Research groups

Active research groups

We are working on the intersect of computational biology and biodiversity research, developing new computational methods and fieldwork/labwork workflows to quantify the complexity of biodiversity. Our vision is to one day be able to reliably capture the biodiversity value of a given site in a standardized and reproducible manner. For this we collect diversity data using environmental DNA sequencing and we apply these data to train machine learning models to be able to model the biodiversity potential of unsurveyed sites.

Find more information about the Biodiversity Lab on our home page

Andermann lab start image

We are broadly interested in the diversity and evolution of microbial eukaryotes (aka the protists). We develop and apply modern molecular, imaging, and proteomic tools to little known eukaryotic lineages in order to understand general and specific principles that have accompanied some of the major transitions during eukaryote evolution.

In our group we use phylogenetic, historical biogeographical and phylogeographical approaches to address questions on the evolutionary history of ferns and lycopods with a focus on distribution patterns.

Fern in black and white

Our research group study the diversity and evolution of fungi. We are interested in understanding why the diversity of fungi is so big, why different groups have more species than others, how different traits have evolved, and why different fungi are where they are.


Our research is about the systematics (in the broadest sense) of marine invertebrates, mainly sponges but also nudibranchs and ribbon worms (nemertines). We are especially interested in how the sessile sponges spread in the sea and, e.g., how we can have the same species on both sides of the Atlantic.


My research focus involves understanding how fungi evolve traits that allow them to cause disease in other organisms. We use comparative genomics along with genetic analyses to investigate factors that promote virulence. A major aim is to understand the origin and maintenance of accessory genomes, particularly in species of the plant pathogen, Fusarium.
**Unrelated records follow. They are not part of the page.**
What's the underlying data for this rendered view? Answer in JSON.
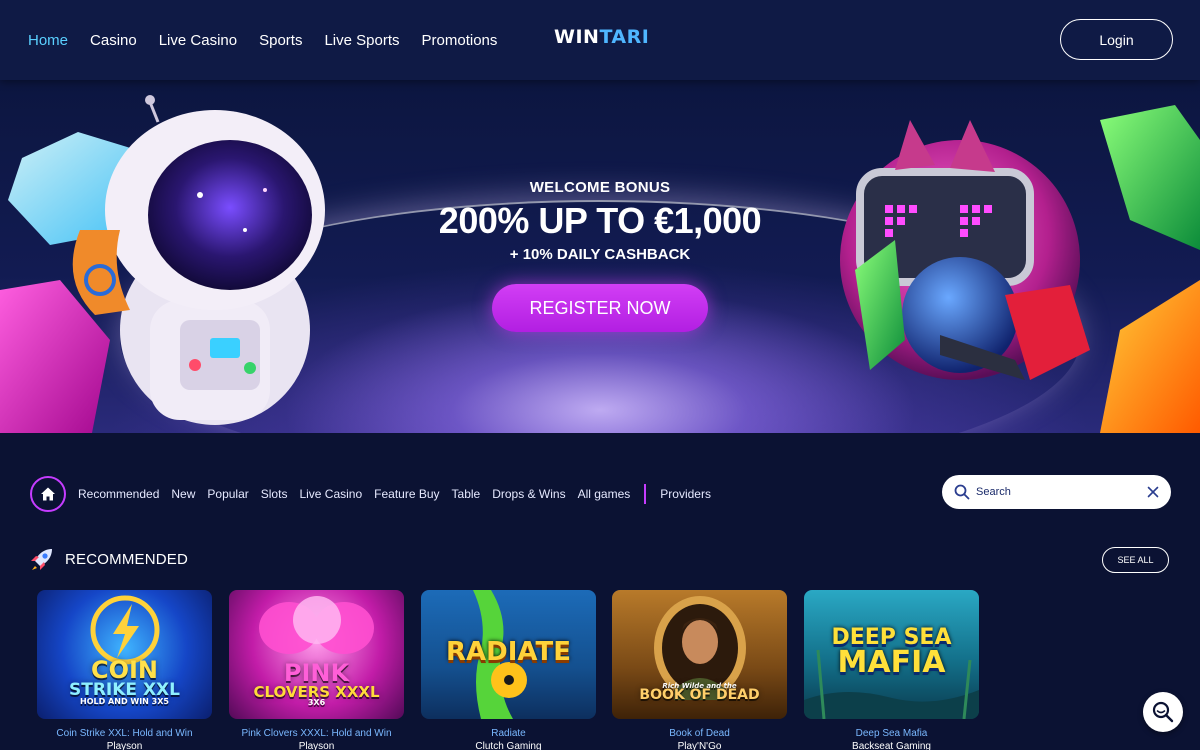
{
  "header": {
    "nav": [
      "Home",
      "Casino",
      "Live Casino",
      "Sports",
      "Live Sports",
      "Promotions"
    ],
    "logo_main": "WIN",
    "logo_accent": "TARI",
    "login_label": "Login"
  },
  "hero": {
    "welcome": "WELCOME BONUS",
    "headline": "200% UP TO €1,000",
    "cashback": "+ 10% DAILY CASHBACK",
    "register_label": "REGISTER NOW"
  },
  "categories": {
    "items": [
      "Recommended",
      "New",
      "Popular",
      "Slots",
      "Live Casino",
      "Feature Buy",
      "Table",
      "Drops & Wins",
      "All games"
    ],
    "providers_label": "Providers"
  },
  "search": {
    "placeholder": "Search"
  },
  "recommended": {
    "title": "RECOMMENDED",
    "see_all_label": "SEE ALL",
    "games": [
      {
        "name": "Coin Strike XXL: Hold and Win",
        "provider": "Playson",
        "art_top": "COIN",
        "art_mid": "STRIKE XXL",
        "art_bottom": "HOLD AND WIN 3X5"
      },
      {
        "name": "Pink Clovers XXXL: Hold and Win",
        "provider": "Playson",
        "art_top": "PINK",
        "art_mid": "CLOVERS XXXL",
        "art_bottom": "3X6"
      },
      {
        "name": "Radiate",
        "provider": "Clutch Gaming",
        "art_top": "RADIATE",
        "art_mid": "",
        "art_bottom": ""
      },
      {
        "name": "Book of Dead",
        "provider": "Play'N'Go",
        "art_top": "Rich Wilde and the",
        "art_mid": "BOOK OF DEAD",
        "art_bottom": ""
      },
      {
        "name": "Deep Sea Mafia",
        "provider": "Backseat Gaming",
        "art_top": "DEEP SEA",
        "art_mid": "MAFIA",
        "art_bottom": ""
      }
    ]
  },
  "colors": {
    "background": "#0b1233",
    "header": "#0f1a45",
    "accent_purple": "#c53cff",
    "nav_active": "#5ad0ff",
    "game_name": "#7ab8ff"
  },
  "icons": {
    "home": "home-icon",
    "search": "search-icon",
    "clear": "close-icon",
    "section": "rocket-icon",
    "chat": "chat-search-icon"
  }
}
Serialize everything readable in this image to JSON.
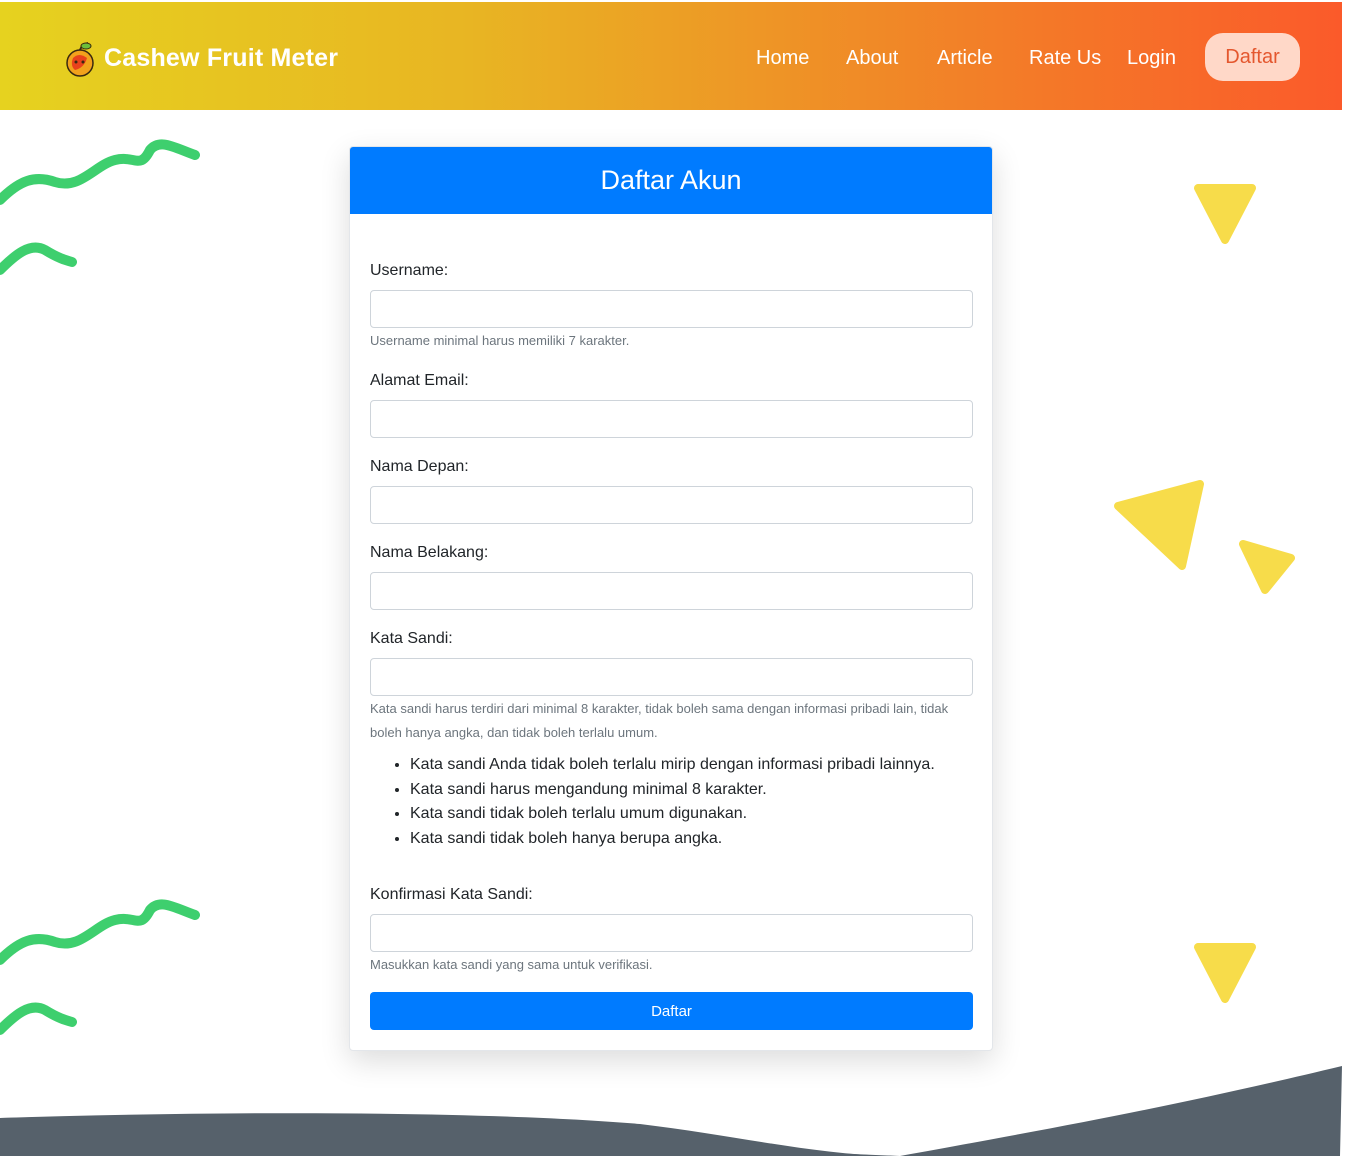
{
  "navbar": {
    "brand": "Cashew Fruit Meter",
    "links": [
      "Home",
      "About",
      "Article",
      "Rate Us",
      "Login"
    ],
    "cta": "Daftar"
  },
  "form": {
    "title": "Daftar Akun",
    "username_label": "Username:",
    "username_help": "Username minimal harus memiliki 7 karakter.",
    "email_label": "Alamat Email:",
    "first_name_label": "Nama Depan:",
    "last_name_label": "Nama Belakang:",
    "password_label": "Kata Sandi:",
    "password_help": "Kata sandi harus terdiri dari minimal 8 karakter, tidak boleh sama dengan informasi pribadi lain, tidak boleh hanya angka, dan tidak boleh terlalu umum.",
    "password_rules": [
      "Kata sandi Anda tidak boleh terlalu mirip dengan informasi pribadi lainnya.",
      "Kata sandi harus mengandung minimal 8 karakter.",
      "Kata sandi tidak boleh terlalu umum digunakan.",
      "Kata sandi tidak boleh hanya berupa angka."
    ],
    "confirm_label": "Konfirmasi Kata Sandi:",
    "confirm_help": "Masukkan kata sandi yang sama untuk verifikasi.",
    "submit_label": "Daftar"
  },
  "colors": {
    "primary": "#007bff",
    "wave_green": "#3ecf6e",
    "triangle_yellow": "#f7dc4a",
    "footer_gray": "#56616b"
  },
  "icons": {
    "brand_logo": "cashew-fruit-icon"
  }
}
Affiliated groups

Our research is focused on understanding deep branches in the eukaryote tree of life, essentially, the evolutionary relationships among major groups of living organisms. Current research projects involve the development and analysis of large molecular phylogenetic data sets, transcriptomics and genomics of orphan taxa, and the origin and evolution of mitochondrial proteomes.

Baldauf tree of life

I study the biology of the family Fumariaceae and the genus Dionysia (Primulaceae), I reconstruct phylogenies and evolutionary networks and hunt for novelties in the East Himalayas.

Image of the plant fumariaceae

My research concerns systematics, phylogeny and biogeography of flowering plants, with a special focus on plants in the Horn of Africa region. We have a taxonomic focus particularly on legumes (Fabaceae) and on the order Caryophyllales.


The studies of the group encompass the diversity, phylogeny, biogeography and ecology of a wide span of both non-lichenized and lichenized fungi. Although the scope is world-wide there is a concentration on North European material although Africa, Australasia and the Himalayas are also being studied following extensive fieldwork.

Fungi through a microscope